|Total scheduler memory usage||The total usage of memory by containers running in all Airflow scheduler pods, and the combined vCPU limit for all schedulers.|
|Total scheduler disk usage||The total usage of disk space by containers running in all Airflow scheduler pods, and the combined disk space limit for all schedulers.|
|Scheduler container restarts||The total number of restarts for individual scheduler containers.|
|Scheduler Pod evictions||Number of Airflow scheduler Pod evictions. Pod eviction can happen when a particular Pod in your environment's cluster reaches its resource limits.|
|Total worker CPU usage||The total usage of vCPU cores by containers running in all Airflow worker pods, and the combined vCPU limit for all workers.|
|Total worker memory usage||The total usage of memory by containers running in all Airflow worker pods, and the combined vCPU limit for all workers.|
|Total worker disk usage||The total usage of disk space by containers running in all Airflow worker pods, and the combined disk space limit for all workers.|
|Active workers||The current number of workers in your environment. In Cloud Composer 2, your environment automatically scales the number of active workers.|
|Worker container restarts||The total number of restarts for individual worker containers.|
|Worker Pod evictions||Number of Airflow worker Pod evictions. Pod eviction can happen when a particular Pod in your environment's cluster reaches its resource limits. If an Airflow worker Pod is evicted, all task instances running on that Pod are interrupted, and later marked as failed by Airflow.|
|Airflow tasks||See Environment overview.|
|Celery broker publishing timeouts||
The total number of
|Celery execute command failures||
The total number of non-zero exit codes from Celery tasks. This metric corresponds to the
|System terminated tasks||The number of workflow tasks where the task runner got terminated with a SIGKILL (for example due to worker memory or heartbeat issues).|
Web server statistics
|Web server health||See Environment overview.|
|Web server CPU usage||The total usage of vCPU cores by containers running in all Airflow web server instances , and the combined vCPU limit for all web servers.|
|Web server memory usage||The total usage of memory by containers running in all Airflow web server instances , and the combined vCPU limit for all web servers.|
|Total web server disk usage||The total usage of disk space by containers running in all Airflow web server instances , and the combined disk space limit for all web servers.|
SQL database statistics

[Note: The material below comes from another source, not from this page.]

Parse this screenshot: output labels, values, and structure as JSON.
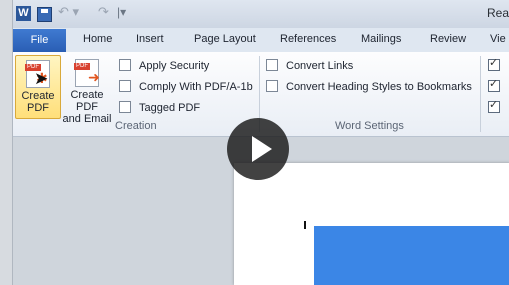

|Database health||See Environment overview.|
|Database CPU usage||The usage of CPU cores by the Cloud SQL database instances of your environment.|
|Database memory usage||The total usage of memory by the Cloud SQL database instances of your environment.|
|Database disk usage||The total usage of memory by the Cloud SQL database instances of your environment.|
|Database connections||The total number of active connections to the database, and the total connections limit.|
|Airflow metadata database size||Size of the Airflow metadata database. For more information about maintaing the Airflow metadata database, see Clean up the Airflow database|
Difference between DAG parse time and DAG execution time
The monitoring dashboard of an environment displays the total time required to parse all DAGs in your Cloud Composer environment and the average time it takes to execute a DAG.
Parsing a DAG and scheduling tasks from a DAG for execution are two separate operations performed by the Airflow scheduler.
DAG parse time is the amount of time it takes for the Airflow Scheduler to read a DAG file and parse it.
Before the Airflow scheduler can schedule any task from a DAG, the scheduler must parse the DAG file to discover the structure of the DAG and defined tasks. After the DAG file is parsed, the scheduler can start scheduling tasks from the DAG.
DAG execution time is the sum of all task execution times for a DAG.
To see how long it takes to execute a particular Airflow task from a DAG, in the Airflow web interface, select a DAG and open the Task duration tab. This tab displays task execution times for the specified number of last DAG runs.